This superior economic condition of the Ravidassias is purely a regional dimension, and has nothing to do with their caste. They come from the Doaba region, while the Mazhabi Sikhs mostly come from the Malwa region. The Doaba region was historically more advanced educationally than Malwa. This enabled the people of Doaba region to be the first to take advantage of migration to the rich advanced countries in the West. The Jats of Doaba region were also historically more educated than the Jats of the Malwa region due to this regional differentiation which has nothing to do with caste.

The relative backwardness of Balmikis is seen by them as a result of the Ravidassias taking all the advantages of reservations. This perception further creates mistrust between these two major caste groups of the Dalits.

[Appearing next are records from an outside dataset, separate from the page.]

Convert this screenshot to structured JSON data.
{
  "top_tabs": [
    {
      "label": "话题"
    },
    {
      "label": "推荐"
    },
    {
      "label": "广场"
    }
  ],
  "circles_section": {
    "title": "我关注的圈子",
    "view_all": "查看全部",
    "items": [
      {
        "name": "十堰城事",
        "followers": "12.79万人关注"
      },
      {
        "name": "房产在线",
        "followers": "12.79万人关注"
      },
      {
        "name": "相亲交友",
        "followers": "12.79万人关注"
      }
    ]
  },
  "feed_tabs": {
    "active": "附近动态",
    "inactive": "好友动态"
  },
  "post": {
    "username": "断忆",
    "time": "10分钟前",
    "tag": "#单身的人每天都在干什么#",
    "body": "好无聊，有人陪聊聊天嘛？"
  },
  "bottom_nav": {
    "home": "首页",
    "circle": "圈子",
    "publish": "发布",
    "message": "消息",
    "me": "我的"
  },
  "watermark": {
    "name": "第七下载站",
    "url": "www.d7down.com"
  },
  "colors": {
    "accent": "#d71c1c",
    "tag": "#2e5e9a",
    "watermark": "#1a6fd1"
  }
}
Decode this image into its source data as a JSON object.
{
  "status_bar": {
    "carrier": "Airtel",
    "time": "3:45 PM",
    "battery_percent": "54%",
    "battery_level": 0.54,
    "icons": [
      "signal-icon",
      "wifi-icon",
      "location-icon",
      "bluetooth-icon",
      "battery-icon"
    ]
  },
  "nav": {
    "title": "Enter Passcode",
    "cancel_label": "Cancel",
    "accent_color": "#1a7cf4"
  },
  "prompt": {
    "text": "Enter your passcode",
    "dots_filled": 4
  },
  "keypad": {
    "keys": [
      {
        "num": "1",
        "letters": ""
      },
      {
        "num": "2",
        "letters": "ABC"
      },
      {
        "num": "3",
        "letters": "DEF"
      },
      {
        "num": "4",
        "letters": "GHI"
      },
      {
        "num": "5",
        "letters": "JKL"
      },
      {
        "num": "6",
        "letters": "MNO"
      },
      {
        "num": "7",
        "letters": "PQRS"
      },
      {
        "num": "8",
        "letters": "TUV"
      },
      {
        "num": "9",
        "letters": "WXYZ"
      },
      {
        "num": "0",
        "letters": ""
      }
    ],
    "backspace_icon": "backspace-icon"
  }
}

The leadership of the two principal political parties in Punjab — SAD and Congress — have taken advantage of these inner differences within the Dalits though it is difficult to say whether they have consciously exacerbated them. They have used these differences to offer important party, legislative and government positions to the prominent members of these caste groups to advance their own political agendas. This accommodation mechanism, while placating the leaders of these oppressed caste groups, has acted as a dissipating factor in forging a common unified Dalit identity.

The Left leadership of Punjab has also failed the Dalits mainly because the Left has not recognised the debilitating character of caste oppression. It has tended to look upon caste as a hindrance to class solidarity. However, in practice caste and class are deeply enmeshed with each other.

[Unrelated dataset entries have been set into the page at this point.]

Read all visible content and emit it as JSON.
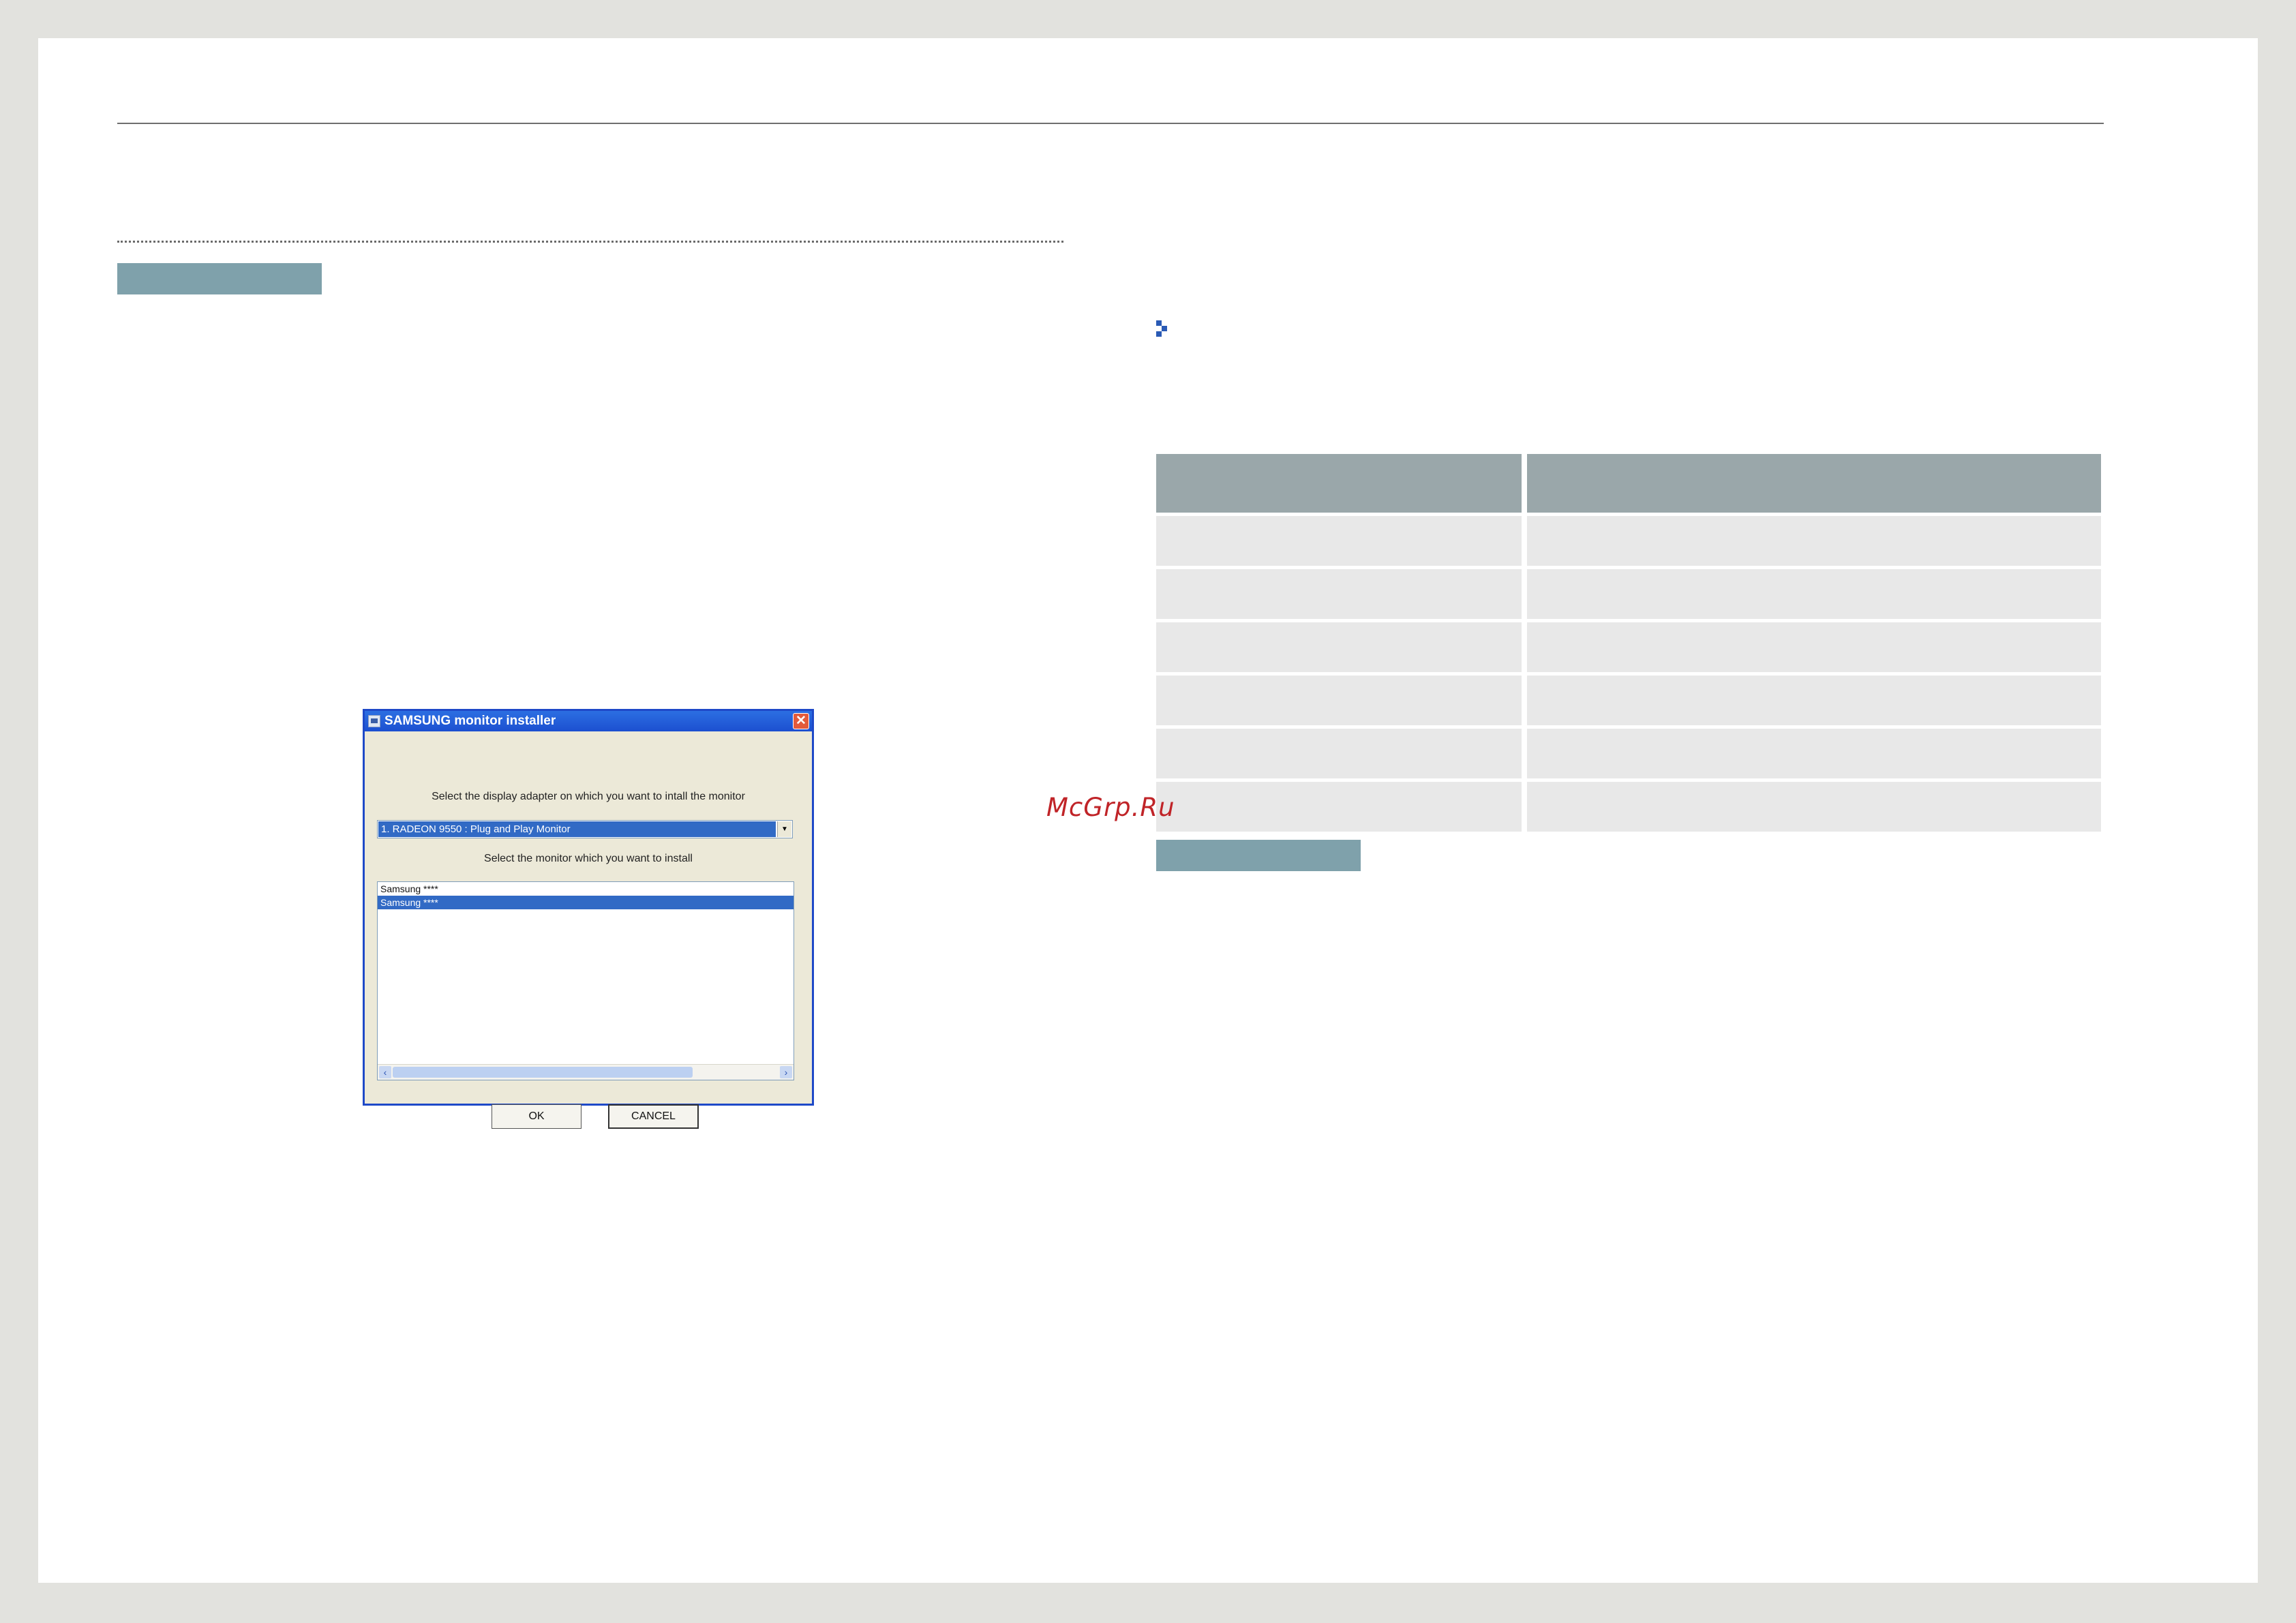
{
  "watermark": "McGrp.Ru",
  "dialog": {
    "title": "SAMSUNG monitor installer",
    "close_glyph": "✕",
    "adapter_prompt": "Select the display adapter on which you want to intall the monitor",
    "adapter_selected": "1. RADEON 9550 : Plug and Play Monitor",
    "monitor_prompt": "Select the monitor which you want to install",
    "monitors": [
      {
        "label": "Samsung ****",
        "selected": false
      },
      {
        "label": "Samsung ****",
        "selected": true
      }
    ],
    "ok_label": "OK",
    "cancel_label": "CANCEL"
  },
  "icons": {
    "bullet": "bullet-icon",
    "title": "monitor-icon",
    "close": "close-icon",
    "dropdown": "chevron-down-icon"
  },
  "colors": {
    "tag_bar": "#7fa1ab",
    "table_header": "#9aa7aa",
    "table_row": "#e8e8e8",
    "bullet": "#2a5ab5",
    "watermark": "#c02428"
  },
  "table": {
    "columns": 2,
    "rows": 6
  }
}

One can only hope that the new generations of educated Dalits in Punjab are able to liberate themselves from the patronising accommodation that is tantalisingly thrown at them by the upper-caste leadership of mainstream political parties. They must work to resolve their inner cleavages and create the foundations for a genuine egalitarian politics in Punjab. The land of the Gurus demands nothing less than this.

The writer is Professor of Economics at Oxford Brookes University, UK